Mr R.G. Menzies, Prime Minister, to Mr M.J. Savage, N.Z. Prime Minister

Cablegram unnumbered 21 November 1939,


We have been considering in Cabinet the very difficult questions which arise in relation to sending troops out of Australia. As you know, we have a Division enlisted for service at home or abroad on terms similar to your own.

Our general view is that in spite of a reassuring survey of the Far Eastern position just received from the Foreign Office [1] and promises made by Admiralty in relation to defence of Singapore [2], there is still some real uncertainty about the position of Japan which might become more acute if Germany invaded Holland and Netherlands East Indies were cut off from their mother country.

Further, while Australian public opinion would warmly support sending troops abroad if land warfare in Europe assumed critical character, there is a feeling that in present state of affairs- with only five British Divisions in France and as yet no casualties-despatch of Dominion troops cannot be very urgent.

Another consideration which has puzzled us is that whereas we are finding the greatest possible difficulties in obtaining even a fraction of the shipping needed for some of our export commodities, it seems to be assumed that there would be no difficulty in securing ships and naval convoy for a military force.

Summing up, our judgment is that we should watch the developments of the next three or four weeks before committing ourselves to the despatch of our Division overseas.

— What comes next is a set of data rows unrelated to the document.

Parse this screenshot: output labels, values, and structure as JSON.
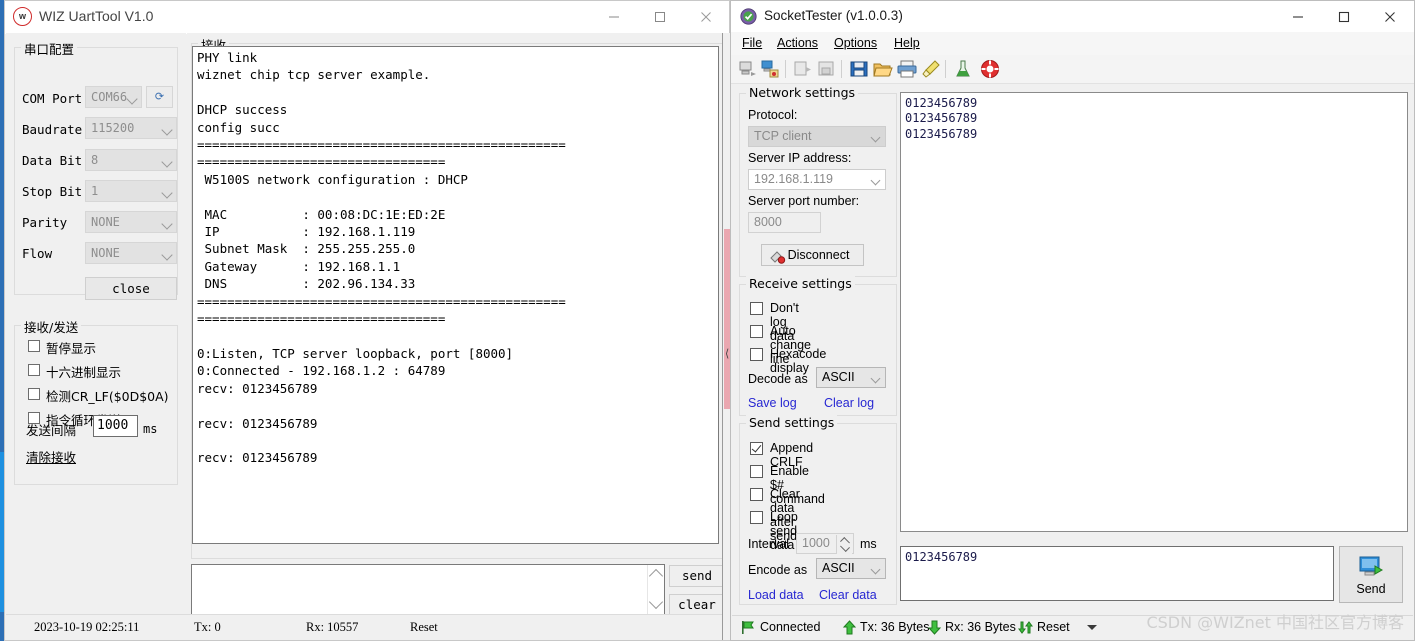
{
  "uart": {
    "title": "WIZ UartTool V1.0",
    "logo": "wiz-logo-icon",
    "window_buttons": {
      "minimize": "minimize-icon",
      "maximize": "maximize-icon",
      "close": "close-icon"
    },
    "serial_group": {
      "title": "串口配置",
      "fields": [
        {
          "label": "COM Port",
          "value": "COM66"
        },
        {
          "label": "Baudrate",
          "value": "115200"
        },
        {
          "label": "Data Bit",
          "value": "8"
        },
        {
          "label": "Stop Bit",
          "value": "1"
        },
        {
          "label": "Parity",
          "value": "NONE"
        },
        {
          "label": "Flow",
          "value": "NONE"
        }
      ],
      "refresh_icon": "refresh-ports-icon",
      "close_button": "close"
    },
    "rxtx_group": {
      "title": "接收/发送",
      "checkboxes": [
        {
          "label": "暂停显示",
          "checked": false
        },
        {
          "label": "十六进制显示",
          "checked": false
        },
        {
          "label": "检测CR_LF($0D$0A)",
          "checked": false
        },
        {
          "label": "指令循环发送",
          "checked": false
        }
      ],
      "interval_label": "发送间隔",
      "interval_value": "1000",
      "interval_unit": "ms",
      "clear_link": "清除接收"
    },
    "receive_group": {
      "title": "接收"
    },
    "terminal_text": "PHY link\nwiznet chip tcp server example.\n\nDHCP success\nconfig succ\n=================================================\n=================================\n W5100S network configuration : DHCP\n\n MAC          : 00:08:DC:1E:ED:2E\n IP           : 192.168.1.119\n Subnet Mask  : 255.255.255.0\n Gateway      : 192.168.1.1\n DNS          : 202.96.134.33\n=================================================\n=================================\n\n0:Listen, TCP server loopback, port [8000]\n0:Connected - 192.168.1.2 : 64789\nrecv: 0123456789\n\nrecv: 0123456789\n\nrecv: 0123456789",
    "send_input_value": "",
    "buttons": {
      "send": "send",
      "clear": "clear"
    },
    "statusbar": {
      "time": "2023-10-19 02:25:11",
      "tx": "Tx: 0",
      "rx": "Rx: 10557",
      "reset": "Reset"
    }
  },
  "socket_tester": {
    "title": "SocketTester (v1.0.0.3)",
    "logo": "shield-check-icon",
    "window_buttons": {
      "minimize": "minimize-icon",
      "maximize": "maximize-icon",
      "close": "close-icon"
    },
    "menu": [
      {
        "label": "File",
        "mnemonic": "F"
      },
      {
        "label": "Actions",
        "mnemonic": "A"
      },
      {
        "label": "Options",
        "mnemonic": "O"
      },
      {
        "label": "Help",
        "mnemonic": "H"
      }
    ],
    "toolbar_icons": [
      "connect-icon",
      "disconnect-icon",
      "start-log-icon",
      "stop-log-icon",
      "save-icon",
      "open-icon",
      "print-icon",
      "clear-icon",
      "test-icon",
      "help-ring-icon"
    ],
    "network_settings": {
      "title": "Network settings",
      "protocol_label": "Protocol:",
      "protocol_value": "TCP client",
      "server_ip_label": "Server IP address:",
      "server_ip_value": "192.168.1.119",
      "server_port_label": "Server port number:",
      "server_port_value": "8000",
      "disconnect_button": "Disconnect",
      "disconnect_icon": "disconnect-plug-icon"
    },
    "receive_settings": {
      "title": "Receive settings",
      "checkboxes": [
        {
          "label": "Don't log data",
          "checked": false
        },
        {
          "label": "Auto change line",
          "checked": false
        },
        {
          "label": "Hexacode display",
          "checked": false
        }
      ],
      "decode_label": "Decode as",
      "decode_value": "ASCII",
      "save_log_link": "Save log",
      "clear_log_link": "Clear log"
    },
    "send_settings": {
      "title": "Send settings",
      "checkboxes": [
        {
          "label": "Append CRLF",
          "checked": true
        },
        {
          "label": "Enable $# command",
          "checked": false
        },
        {
          "label": "Clear data after send",
          "checked": false
        },
        {
          "label": "Loop send data",
          "checked": false
        }
      ],
      "interval_label": "Interval",
      "interval_value": "1000",
      "interval_unit": "ms",
      "encode_label": "Encode as",
      "encode_value": "ASCII",
      "load_data_link": "Load data",
      "clear_data_link": "Clear data"
    },
    "log_text": "0123456789\n0123456789\n0123456789",
    "send_text": "0123456789",
    "send_button": {
      "label": "Send",
      "icon": "send-icon"
    },
    "statusbar": {
      "connected": "Connected",
      "connected_icon": "flag-icon",
      "tx": "Tx: 36 Bytes",
      "tx_icon": "up-arrow-icon",
      "rx": "Rx: 36 Bytes",
      "rx_icon": "down-arrow-icon",
      "reset": "Reset",
      "reset_icon": "reset-icon"
    }
  },
  "watermark": "CSDN @WIZnet 中国社区官方博客",
  "colors": {
    "accent_blue": "#2727d2",
    "desktop": "#2d6fb5",
    "scrollbar_thumb": "#eaa7b0"
  }
}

At same time we do not wish to be out of step with you as we think that from every point of view the closest co-ordination between our policies is essential.

Would greatly appreciate any comments you care to make on the matter.



1 Document 371.

2 Document 372.


[AA: CP 290/6, ITEM 35]